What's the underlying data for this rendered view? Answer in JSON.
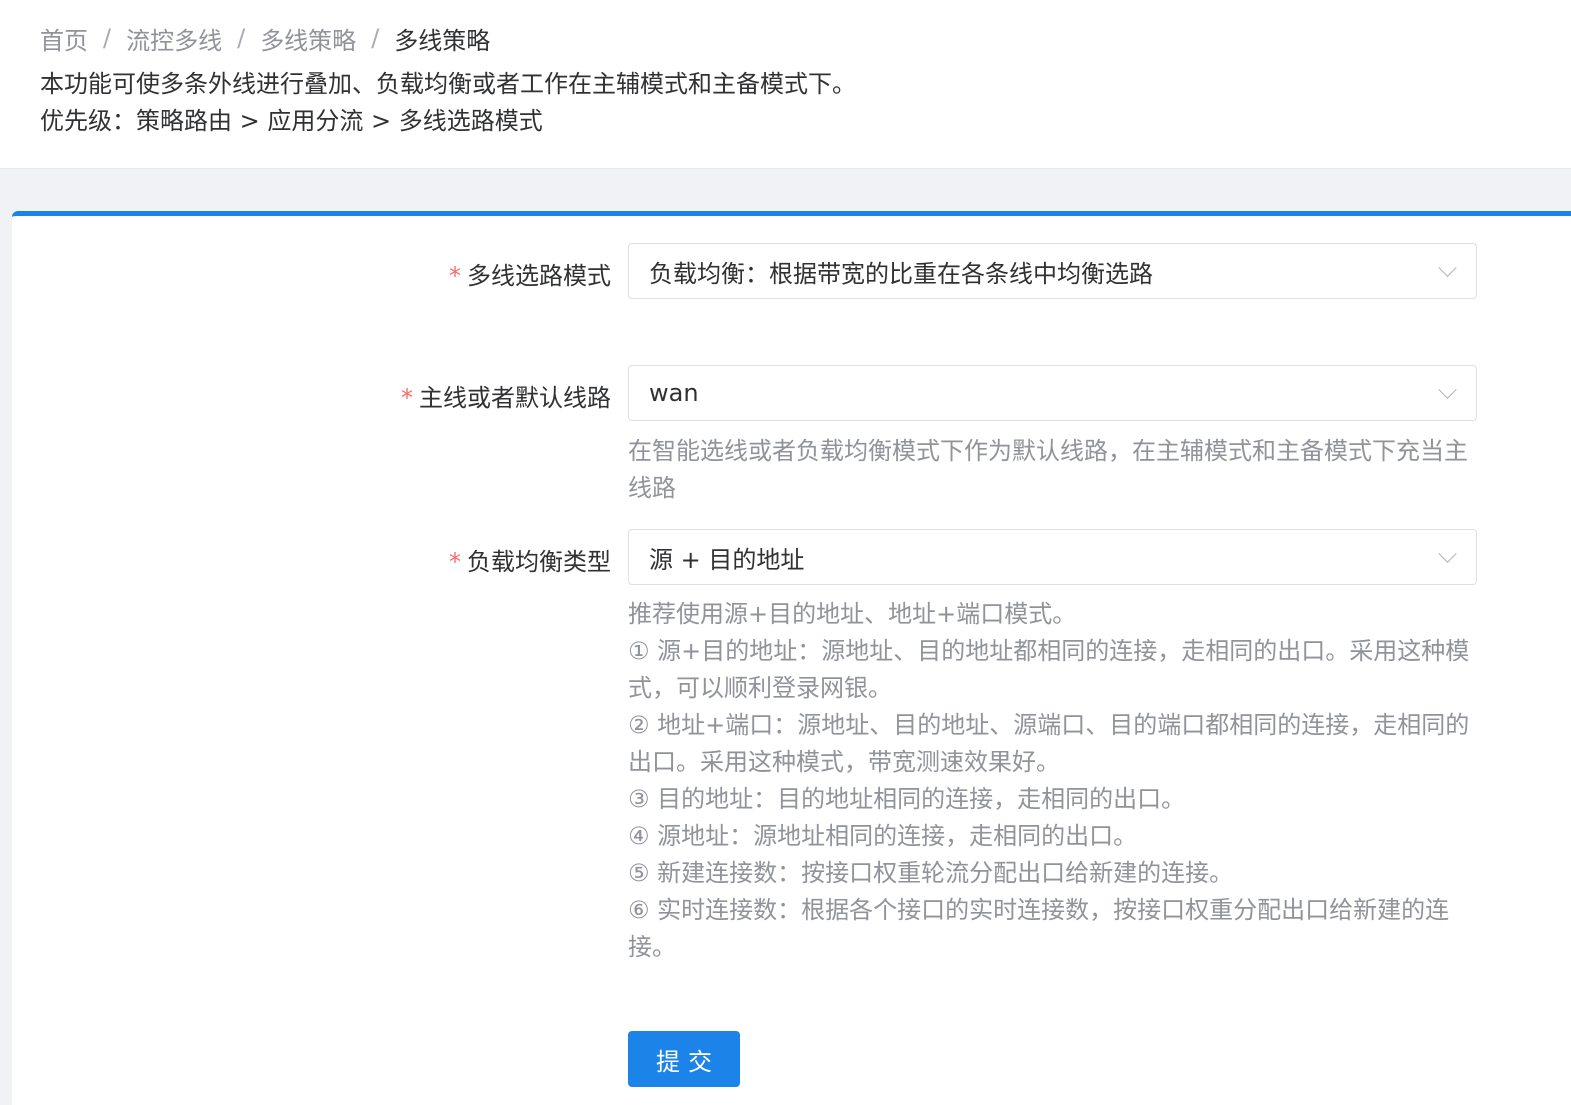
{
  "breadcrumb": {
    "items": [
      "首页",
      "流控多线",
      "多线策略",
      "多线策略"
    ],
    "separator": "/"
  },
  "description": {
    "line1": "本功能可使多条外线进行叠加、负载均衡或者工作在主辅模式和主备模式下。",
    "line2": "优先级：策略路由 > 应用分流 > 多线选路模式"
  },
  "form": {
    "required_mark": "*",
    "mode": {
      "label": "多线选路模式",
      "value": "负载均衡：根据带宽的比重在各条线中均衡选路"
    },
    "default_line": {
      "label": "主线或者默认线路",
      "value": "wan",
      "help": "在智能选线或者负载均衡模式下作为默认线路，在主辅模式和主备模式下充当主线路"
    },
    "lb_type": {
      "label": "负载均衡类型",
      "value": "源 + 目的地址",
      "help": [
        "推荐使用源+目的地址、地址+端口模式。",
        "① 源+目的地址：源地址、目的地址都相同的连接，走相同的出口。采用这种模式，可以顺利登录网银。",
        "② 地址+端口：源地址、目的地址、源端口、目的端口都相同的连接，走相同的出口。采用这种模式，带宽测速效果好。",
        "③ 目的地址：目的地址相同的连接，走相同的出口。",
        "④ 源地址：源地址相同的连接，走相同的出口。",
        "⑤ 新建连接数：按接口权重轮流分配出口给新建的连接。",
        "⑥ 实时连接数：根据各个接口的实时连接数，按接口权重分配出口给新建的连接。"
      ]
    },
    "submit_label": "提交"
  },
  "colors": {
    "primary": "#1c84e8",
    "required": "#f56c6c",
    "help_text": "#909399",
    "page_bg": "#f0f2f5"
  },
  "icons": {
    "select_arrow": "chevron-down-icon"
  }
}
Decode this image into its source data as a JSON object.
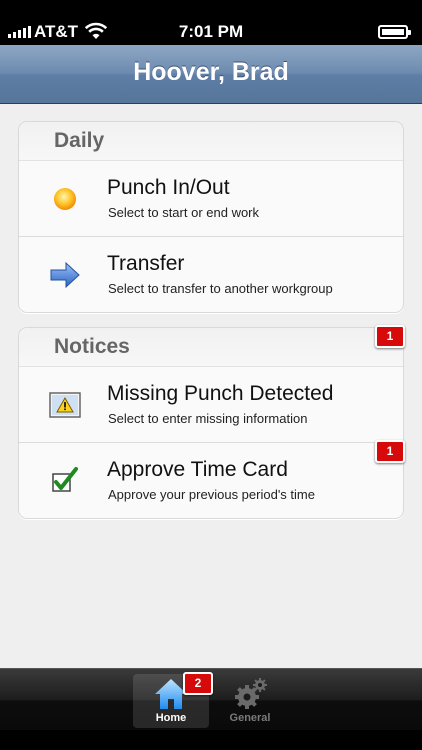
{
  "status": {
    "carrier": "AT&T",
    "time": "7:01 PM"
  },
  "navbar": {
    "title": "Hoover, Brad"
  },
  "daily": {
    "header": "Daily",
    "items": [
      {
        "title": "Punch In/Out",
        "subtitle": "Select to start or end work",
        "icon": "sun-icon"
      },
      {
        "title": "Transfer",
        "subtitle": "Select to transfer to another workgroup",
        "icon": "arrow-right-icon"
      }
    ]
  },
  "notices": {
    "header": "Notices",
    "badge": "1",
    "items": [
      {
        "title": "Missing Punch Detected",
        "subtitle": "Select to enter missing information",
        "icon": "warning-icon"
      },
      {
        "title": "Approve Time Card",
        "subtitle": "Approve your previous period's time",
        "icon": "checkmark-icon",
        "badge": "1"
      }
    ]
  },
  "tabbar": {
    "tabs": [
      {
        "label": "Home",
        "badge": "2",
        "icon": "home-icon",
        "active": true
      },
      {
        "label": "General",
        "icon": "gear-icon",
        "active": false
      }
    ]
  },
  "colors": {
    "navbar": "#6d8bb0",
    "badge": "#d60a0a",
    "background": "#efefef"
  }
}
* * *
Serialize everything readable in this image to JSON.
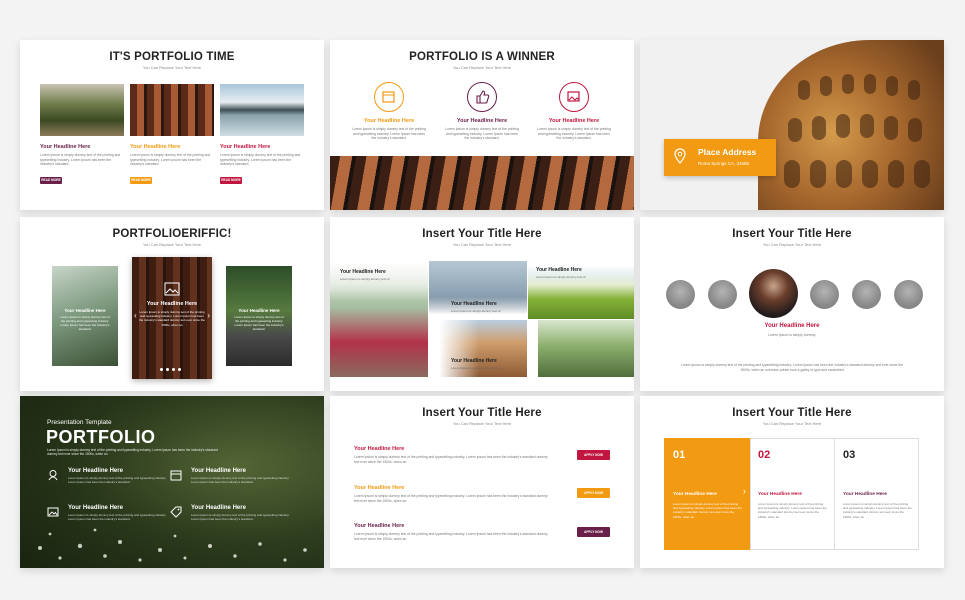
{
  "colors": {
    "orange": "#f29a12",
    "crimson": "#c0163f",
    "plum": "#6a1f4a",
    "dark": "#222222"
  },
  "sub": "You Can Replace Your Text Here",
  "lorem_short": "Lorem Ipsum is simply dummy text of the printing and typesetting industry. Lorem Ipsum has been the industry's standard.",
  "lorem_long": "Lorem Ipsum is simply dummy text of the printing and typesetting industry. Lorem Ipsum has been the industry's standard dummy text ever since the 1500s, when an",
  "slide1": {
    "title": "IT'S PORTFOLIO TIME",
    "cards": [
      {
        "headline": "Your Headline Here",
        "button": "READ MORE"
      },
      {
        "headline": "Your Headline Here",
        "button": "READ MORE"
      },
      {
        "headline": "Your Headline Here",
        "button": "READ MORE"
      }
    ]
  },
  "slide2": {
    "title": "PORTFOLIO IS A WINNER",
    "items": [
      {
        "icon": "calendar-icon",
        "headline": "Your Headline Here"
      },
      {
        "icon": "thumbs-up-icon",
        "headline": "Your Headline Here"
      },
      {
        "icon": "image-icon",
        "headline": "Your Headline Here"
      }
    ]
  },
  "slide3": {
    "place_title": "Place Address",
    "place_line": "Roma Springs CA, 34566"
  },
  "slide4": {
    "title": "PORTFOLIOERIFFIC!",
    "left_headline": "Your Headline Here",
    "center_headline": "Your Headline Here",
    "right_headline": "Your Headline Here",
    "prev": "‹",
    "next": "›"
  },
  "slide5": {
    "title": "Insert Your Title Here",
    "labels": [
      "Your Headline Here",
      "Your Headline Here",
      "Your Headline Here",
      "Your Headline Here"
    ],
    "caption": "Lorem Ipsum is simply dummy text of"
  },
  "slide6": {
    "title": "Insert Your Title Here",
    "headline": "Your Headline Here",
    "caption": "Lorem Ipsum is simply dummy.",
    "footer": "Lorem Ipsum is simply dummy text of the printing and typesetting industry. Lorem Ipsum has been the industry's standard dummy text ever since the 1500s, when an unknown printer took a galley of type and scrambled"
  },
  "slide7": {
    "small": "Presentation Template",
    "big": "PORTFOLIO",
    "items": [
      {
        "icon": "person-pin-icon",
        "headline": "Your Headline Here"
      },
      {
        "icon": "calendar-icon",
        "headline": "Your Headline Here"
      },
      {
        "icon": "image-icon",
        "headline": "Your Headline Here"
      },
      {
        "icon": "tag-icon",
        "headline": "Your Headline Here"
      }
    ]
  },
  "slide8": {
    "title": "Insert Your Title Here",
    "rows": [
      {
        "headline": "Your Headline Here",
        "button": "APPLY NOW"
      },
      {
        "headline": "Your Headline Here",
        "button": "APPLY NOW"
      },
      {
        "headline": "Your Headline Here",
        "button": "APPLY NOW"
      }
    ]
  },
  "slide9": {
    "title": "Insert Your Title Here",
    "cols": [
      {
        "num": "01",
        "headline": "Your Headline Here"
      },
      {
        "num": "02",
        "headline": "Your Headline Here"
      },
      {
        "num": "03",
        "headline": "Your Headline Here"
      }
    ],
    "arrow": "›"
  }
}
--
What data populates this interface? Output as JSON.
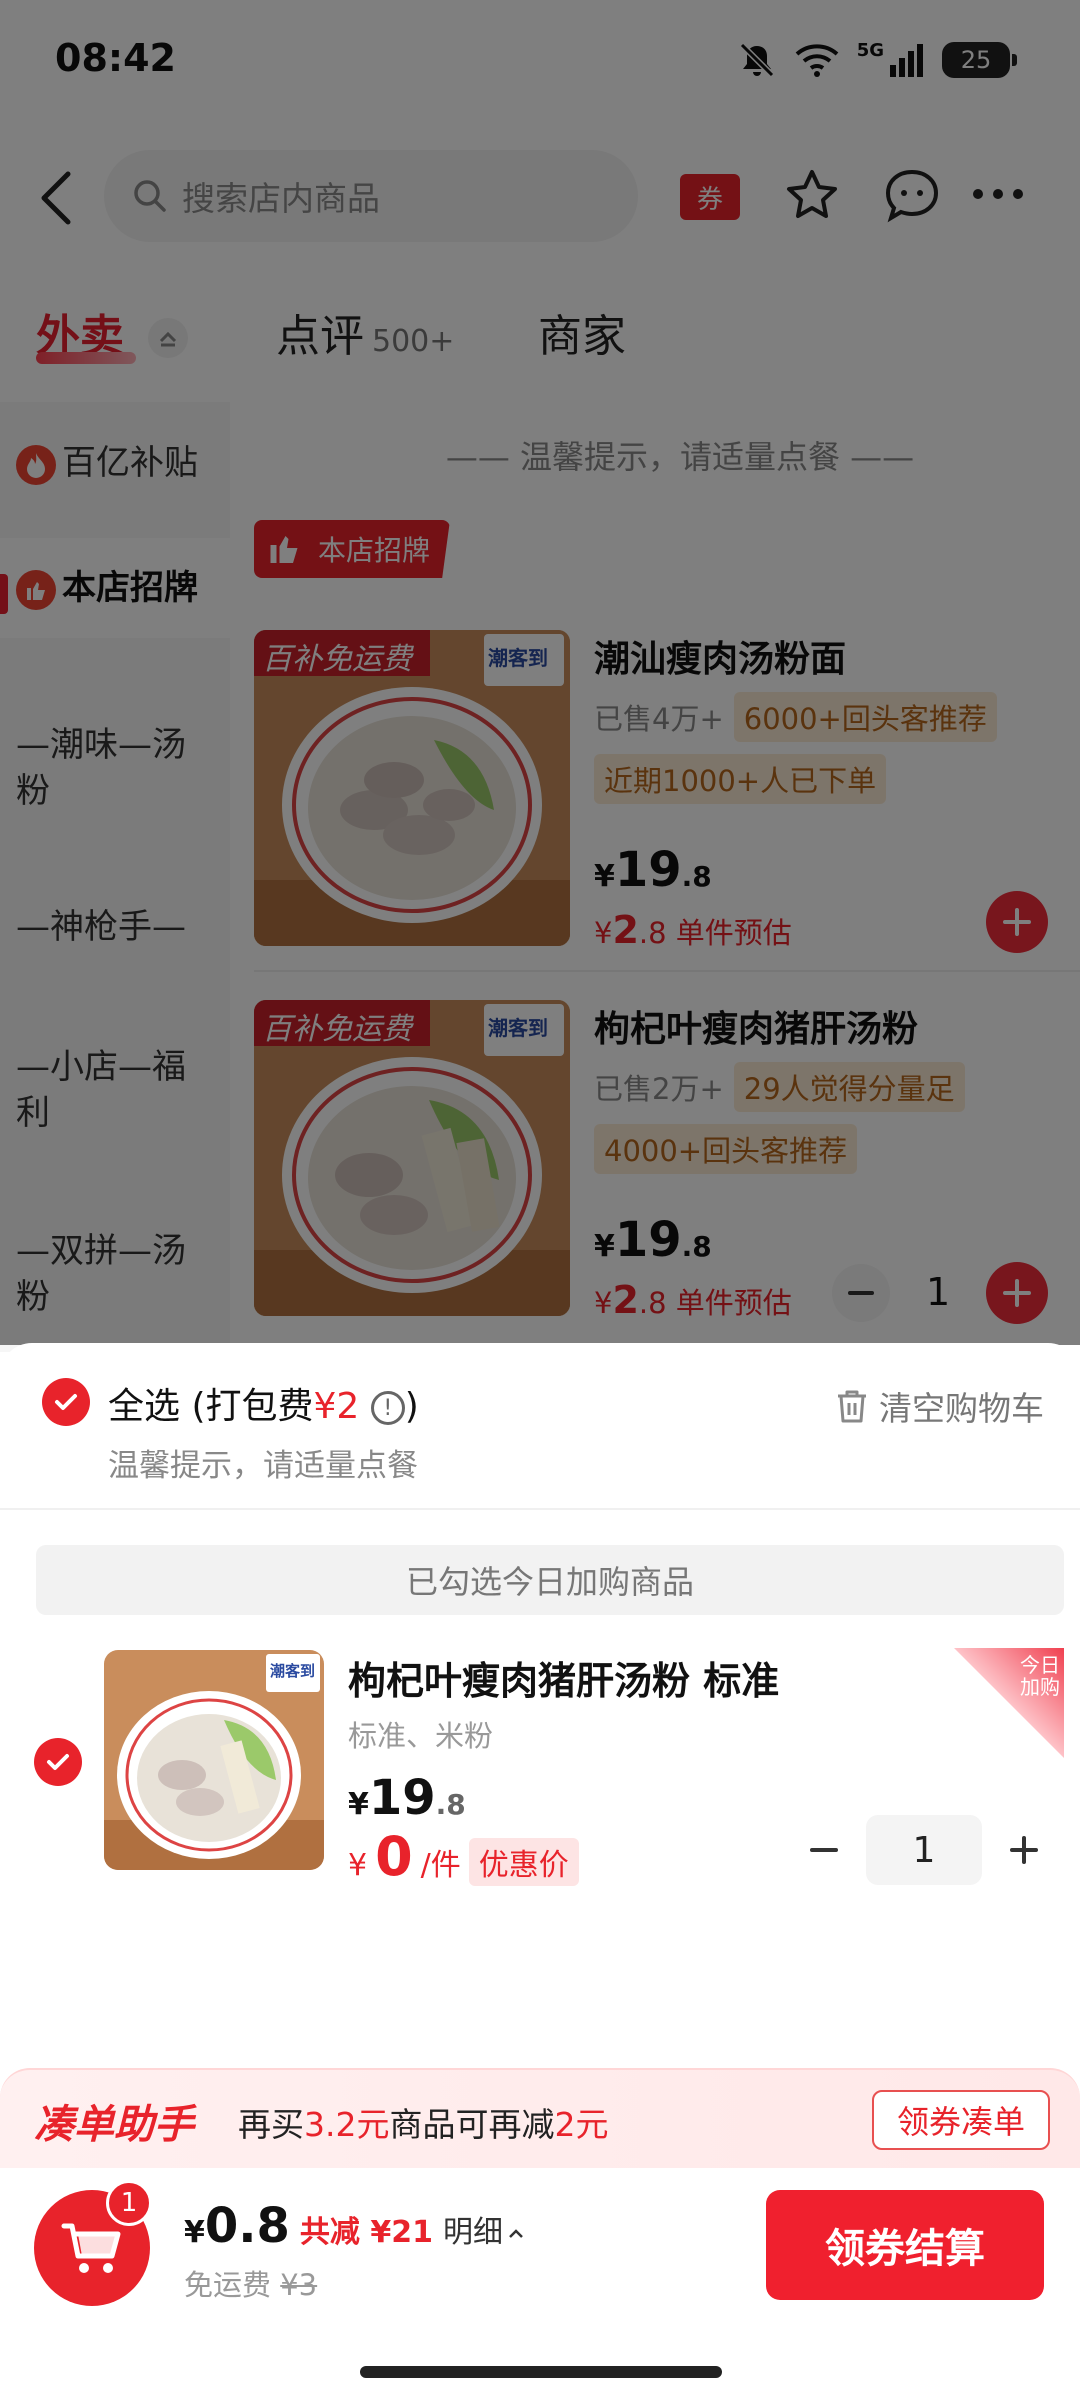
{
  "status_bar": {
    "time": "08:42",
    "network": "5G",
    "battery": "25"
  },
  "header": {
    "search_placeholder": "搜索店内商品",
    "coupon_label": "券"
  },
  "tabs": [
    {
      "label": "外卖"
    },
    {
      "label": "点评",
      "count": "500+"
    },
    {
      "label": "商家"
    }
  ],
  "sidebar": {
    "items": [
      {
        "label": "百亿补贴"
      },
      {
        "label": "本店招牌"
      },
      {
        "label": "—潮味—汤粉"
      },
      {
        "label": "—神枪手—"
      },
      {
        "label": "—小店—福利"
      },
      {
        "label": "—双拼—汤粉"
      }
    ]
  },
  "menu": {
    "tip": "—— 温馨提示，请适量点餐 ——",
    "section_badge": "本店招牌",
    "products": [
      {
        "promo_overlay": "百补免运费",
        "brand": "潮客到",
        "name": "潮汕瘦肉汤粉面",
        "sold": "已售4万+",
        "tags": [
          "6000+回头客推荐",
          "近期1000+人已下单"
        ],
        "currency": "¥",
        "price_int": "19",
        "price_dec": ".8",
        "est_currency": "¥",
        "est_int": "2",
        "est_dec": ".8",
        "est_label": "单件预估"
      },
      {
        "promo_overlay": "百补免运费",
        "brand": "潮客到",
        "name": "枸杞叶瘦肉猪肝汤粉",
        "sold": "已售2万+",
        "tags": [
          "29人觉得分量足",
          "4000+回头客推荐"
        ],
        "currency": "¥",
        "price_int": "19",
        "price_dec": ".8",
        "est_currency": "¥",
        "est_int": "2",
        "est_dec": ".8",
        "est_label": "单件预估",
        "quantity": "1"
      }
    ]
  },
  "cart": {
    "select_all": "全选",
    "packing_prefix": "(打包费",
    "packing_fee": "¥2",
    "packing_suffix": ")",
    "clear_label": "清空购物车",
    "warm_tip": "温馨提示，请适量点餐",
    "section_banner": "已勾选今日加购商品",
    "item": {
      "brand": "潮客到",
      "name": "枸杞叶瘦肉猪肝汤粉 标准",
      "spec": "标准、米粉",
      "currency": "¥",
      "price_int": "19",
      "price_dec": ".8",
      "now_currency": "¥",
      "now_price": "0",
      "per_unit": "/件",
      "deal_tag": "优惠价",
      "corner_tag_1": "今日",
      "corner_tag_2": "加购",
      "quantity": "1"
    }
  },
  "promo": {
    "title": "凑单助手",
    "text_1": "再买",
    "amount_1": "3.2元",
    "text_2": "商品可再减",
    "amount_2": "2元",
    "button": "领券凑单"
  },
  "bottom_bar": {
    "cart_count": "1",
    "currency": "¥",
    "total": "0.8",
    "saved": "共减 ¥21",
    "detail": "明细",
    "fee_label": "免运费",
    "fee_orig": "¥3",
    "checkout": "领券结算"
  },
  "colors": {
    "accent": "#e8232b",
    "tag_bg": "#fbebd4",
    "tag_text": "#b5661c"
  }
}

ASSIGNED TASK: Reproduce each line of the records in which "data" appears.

RESPONSE:
What's the underlying data for this rendered view? Answer in JSON.
Decode this image into its source data as a JSON object.
What data populates this interface? Output as JSON.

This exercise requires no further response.